Updated: 07/11/2014 12:57 PM
Created: 07/10/2014 10:46 AM KSTP.com
A band of gorillas briefly escaped their main enclosure at Como Park Zoo on Thursday but no people or animals were ever at risk, according to zoo officials.
At 9:50 a.m. a radio call was made that a bachelor group of three gorillas had left their indoor enclosure through an unsecured door behind the scenes of the indoor gorilla habitat, according to zoo officials.
We're told the gorillas were always secured within the building and within "gorilla-proof" barriers. Como Park Zoo and Conservatory does not open to the public until 10 a.m., and those on the grounds were told by zoo officials to get to a secured safe areas as a precaution.
Zoo staff say the gorillas were just curious. A staff member left a door unlocked at the indoor gorilla exhibit, and within 10 minutes, three gorillas found a way out.
They never left the building, and zoo officials say they were always secure in a gorilla-proof area, and their emergency management plan worked well.
The 450-pound Virgil got out of this glass enclosure and wandered around the back of the exhibit for nearly an hour.
"Virgil didn't even go as far as we anticipated he would go," said Allison Jungheim, Senior Zoo Keeper, Como Zoo.
For a while he was joined by the other two 15-year-old bachelors, Sampson and Jabir, but after 20 minutes, they got bored.
"They decided they had enough of that and went into their habitat," said Matt Reinartz, Como Park Zoo Spokesperson.
Virgil found the jackpot: the closet where all of his treats are stored.

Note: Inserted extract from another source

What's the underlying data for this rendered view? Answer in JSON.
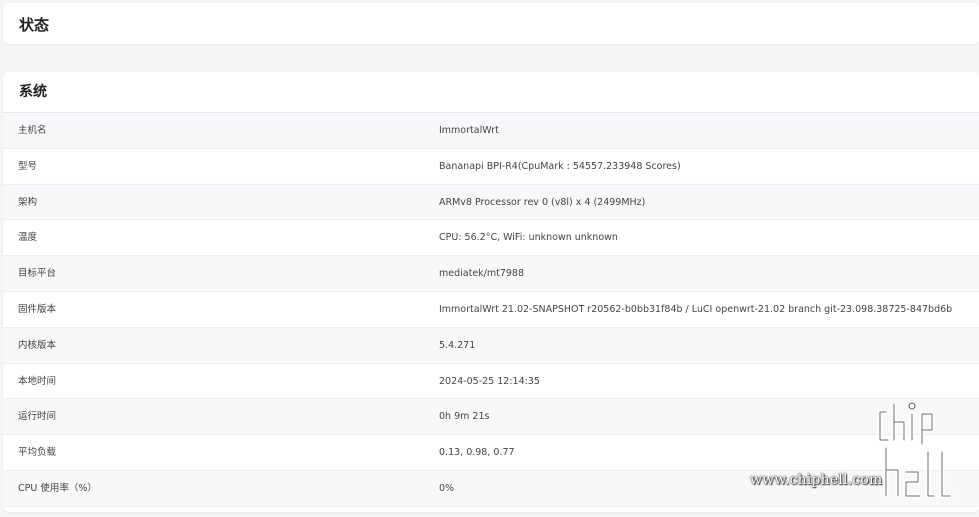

"You have a pretty good-sized gorilla that was ruining the enrichment closet," Jungheim said.
The zoo went on lock-down, calling out code 99, which activates their emergency response plan.
The zoo was set to open in 10 minutes, so visitors weren't allowed into the zoo.
"They wanted to people to start making their way inside the conservatory," said Mark Westphall, a zoo visitor.
"We were just kind of guessing what it could be; was it a zebra, was it a giraffe, gorilla? We didn't have any idea," said Angie Rogosheske, a zoo visitor.
Allison Jungheim is one of five zookeepers trained with a tranquilizer. Her traquilizer was ready but was never used on Virgil.
In the case of a more dangerous animal, like a tiger or lion, there are dozens of zoo keepers trained in using a firearm in case of their escape.
"You do not want to destroy a Great Ape; they're very valuable genetically, and they are not likely to kill or harm a person," Jungheim said.
They usually don't escape, either.
"We're a world class zoo; world class zoos don't have this kind of this happening, so it was quite a surprise to us," Reinartz said.
After about 50 minutes of wandering free,Virgil was finally coaxed back inside his enclosed habitat; no harm, no foul.
The St. Paul Police were notified of the issue, but since the gorilla was inside a building, they weren't asked to respond.
The last time a gorilla got out, was in 1994; Casey leaped over the enclosure at the old exhibit. He saw the veterinarian, he didn't like it and jumped back into the exhibit.